Problem to solve: Repeat each entry below exactly as it stands.

#### Source information

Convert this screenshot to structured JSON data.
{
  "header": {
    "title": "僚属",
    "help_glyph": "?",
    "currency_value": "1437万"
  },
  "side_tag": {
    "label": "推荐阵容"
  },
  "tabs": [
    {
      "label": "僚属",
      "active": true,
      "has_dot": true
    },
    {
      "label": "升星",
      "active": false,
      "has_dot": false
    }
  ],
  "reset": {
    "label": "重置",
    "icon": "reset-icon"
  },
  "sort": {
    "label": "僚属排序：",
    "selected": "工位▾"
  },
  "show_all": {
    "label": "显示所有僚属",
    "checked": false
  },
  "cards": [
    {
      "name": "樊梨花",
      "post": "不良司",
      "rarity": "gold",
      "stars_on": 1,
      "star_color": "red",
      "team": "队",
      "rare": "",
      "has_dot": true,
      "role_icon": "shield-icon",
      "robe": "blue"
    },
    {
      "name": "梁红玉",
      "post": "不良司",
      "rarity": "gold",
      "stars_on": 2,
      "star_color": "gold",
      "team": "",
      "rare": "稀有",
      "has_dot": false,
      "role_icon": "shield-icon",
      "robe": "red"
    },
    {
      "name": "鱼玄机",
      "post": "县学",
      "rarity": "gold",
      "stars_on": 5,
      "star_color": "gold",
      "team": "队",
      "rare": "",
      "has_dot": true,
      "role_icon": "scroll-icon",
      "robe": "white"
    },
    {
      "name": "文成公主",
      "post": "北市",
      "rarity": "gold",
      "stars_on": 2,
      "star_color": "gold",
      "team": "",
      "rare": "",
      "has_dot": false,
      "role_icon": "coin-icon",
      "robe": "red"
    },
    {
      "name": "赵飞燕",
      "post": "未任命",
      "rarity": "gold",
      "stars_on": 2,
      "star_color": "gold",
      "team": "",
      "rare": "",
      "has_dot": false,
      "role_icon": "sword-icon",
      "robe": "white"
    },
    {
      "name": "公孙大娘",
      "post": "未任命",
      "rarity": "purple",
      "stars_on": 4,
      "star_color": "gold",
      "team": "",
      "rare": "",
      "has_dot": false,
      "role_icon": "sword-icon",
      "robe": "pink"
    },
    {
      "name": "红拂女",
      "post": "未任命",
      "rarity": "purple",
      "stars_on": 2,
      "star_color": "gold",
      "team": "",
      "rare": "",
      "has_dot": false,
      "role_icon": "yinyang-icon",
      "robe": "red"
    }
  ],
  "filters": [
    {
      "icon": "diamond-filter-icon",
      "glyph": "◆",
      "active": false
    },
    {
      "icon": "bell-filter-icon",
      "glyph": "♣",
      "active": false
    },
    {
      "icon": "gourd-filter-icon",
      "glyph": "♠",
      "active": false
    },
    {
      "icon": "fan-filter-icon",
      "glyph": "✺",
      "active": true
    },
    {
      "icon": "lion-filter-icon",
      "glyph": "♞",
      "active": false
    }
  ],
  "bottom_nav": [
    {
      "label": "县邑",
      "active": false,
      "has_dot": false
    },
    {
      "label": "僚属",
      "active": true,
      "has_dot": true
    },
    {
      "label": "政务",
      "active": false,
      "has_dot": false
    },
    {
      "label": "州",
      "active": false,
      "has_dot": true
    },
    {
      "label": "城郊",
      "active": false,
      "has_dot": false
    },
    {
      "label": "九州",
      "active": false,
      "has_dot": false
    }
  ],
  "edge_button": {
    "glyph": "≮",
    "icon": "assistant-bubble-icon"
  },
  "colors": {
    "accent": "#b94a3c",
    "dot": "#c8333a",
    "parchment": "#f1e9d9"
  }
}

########

Reply:
Convert this screenshot to structured JSON data.
{
  "header": {
    "title": "僚属",
    "help_glyph": "?",
    "currency_value": "1437万"
  },
  "side_tag": {
    "label": "推荐阵容"
  },
  "tabs": [
    {
      "label": "僚属",
      "active": true,
      "has_dot": true
    },
    {
      "label": "升星",
      "active": false,
      "has_dot": false
    }
  ],
  "reset": {
    "label": "重置",
    "icon": "reset-icon"
  },
  "sort": {
    "label": "僚属排序：",
    "selected": "工位▾"
  },
  "show_all": {
    "label": "显示所有僚属",
    "checked": false
  },
  "cards": [
    {
      "name": "樊梨花",
      "post": "不良司",
      "rarity": "gold",
      "stars_on": 1,
      "star_color": "red",
      "team": "队",
      "rare": "",
      "has_dot": true,
      "role_icon": "shield-icon",
      "robe": "blue"
    },
    {
      "name": "梁红玉",
      "post": "不良司",
      "rarity": "gold",
      "stars_on": 2,
      "star_color": "gold",
      "team": "",
      "rare": "稀有",
      "has_dot": false,
      "role_icon": "shield-icon",
      "robe": "red"
    },
    {
      "name": "鱼玄机",
      "post": "县学",
      "rarity": "gold",
      "stars_on": 5,
      "star_color": "gold",
      "team": "队",
      "rare": "",
      "has_dot": true,
      "role_icon": "scroll-icon",
      "robe": "white"
    },
    {
      "name": "文成公主",
      "post": "北市",
      "rarity": "gold",
      "stars_on": 2,
      "star_color": "gold",
      "team": "",
      "rare": "",
      "has_dot": false,
      "role_icon": "coin-icon",
      "robe": "red"
    },
    {
      "name": "赵飞燕",
      "post": "未任命",
      "rarity": "gold",
      "stars_on": 2,
      "star_color": "gold",
      "team": "",
      "rare": "",
      "has_dot": false,
      "role_icon": "sword-icon",
      "robe": "white"
    },
    {
      "name": "公孙大娘",
      "post": "未任命",
      "rarity": "purple",
      "stars_on": 4,
      "star_color": "gold",
      "team": "",
      "rare": "",
      "has_dot": false,
      "role_icon": "sword-icon",
      "robe": "pink"
    },
    {
      "name": "红拂女",
      "post": "未任命",
      "rarity": "purple",
      "stars_on": 2,
      "star_color": "gold",
      "team": "",
      "rare": "",
      "has_dot": false,
      "role_icon": "yinyang-icon",
      "robe": "red"
    }
  ],
  "filters": [
    {
      "icon": "diamond-filter-icon",
      "glyph": "◆",
      "active": false
    },
    {
      "icon": "bell-filter-icon",
      "glyph": "♣",
      "active": false
    },
    {
      "icon": "gourd-filter-icon",
      "glyph": "♠",
      "active": false
    },
    {
      "icon": "fan-filter-icon",
      "glyph": "✺",
      "active": true
    },
    {
      "icon": "lion-filter-icon",
      "glyph": "♞",
      "active": false
    }
  ],
  "bottom_nav": [
    {
      "label": "县邑",
      "active": false,
      "has_dot": false
    },
    {
      "label": "僚属",
      "active": true,
      "has_dot": true
    },
    {
      "label": "政务",
      "active": false,
      "has_dot": false
    },
    {
      "label": "州",
      "active": false,
      "has_dot": true
    },
    {
      "label": "城郊",
      "active": false,
      "has_dot": false
    },
    {
      "label": "九州",
      "active": false,
      "has_dot": false
    }
  ],
  "edge_button": {
    "glyph": "≮",
    "icon": "assistant-bubble-icon"
  },
  "colors": {
    "accent": "#b94a3c",
    "dot": "#c8333a",
    "parchment": "#f1e9d9"
  }
}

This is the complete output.